 In the next run Product E-55 was added at 20 ml/min and then 40 ml/min rates. Additional reductions in the draw have been observed (similar to the results observed on a lab scale).
 Finally, Product E-51 has been tested at 40 ml/min addition rate. The draw was still lower compared to the original baseline values. However it has been increased compared to that of more efficient Product E-55.
TABLE-US-00009 TABLE G Feed rate Machine draw Test/Run Treatment ml/min fpm % reduction Test 1 Baseline 80 run 1 Product E-54 20 79 1 run 2 Product E-54 40 78 3 run 3 Product E-54 60 77 4 Test 2 run 1 Product E-55 20 75 6 run 2 Product E-55 40 74 8 Test 3 run 1 Product E-51 40 77 4
 While the present invention has been described with respect to particular embodiments thereof, it is apparent that numerous other forms and modifications will be obvious to those skilled in the art. The invention described in this application generally should be construed to cover all such obvious forms and modifications, which are within the true scope of the present invention.
Patent applications by Davit E. Sharoyan, Hockessin, DE US
Patent applications in class Organic compound containing base

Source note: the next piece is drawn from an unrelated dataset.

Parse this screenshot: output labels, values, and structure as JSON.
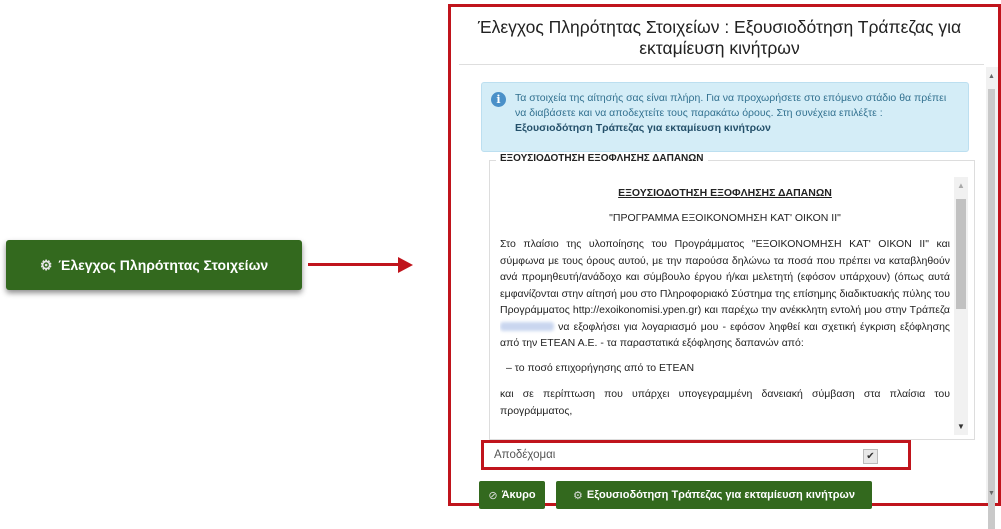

Patent applications in all subclasses Organic compound containing base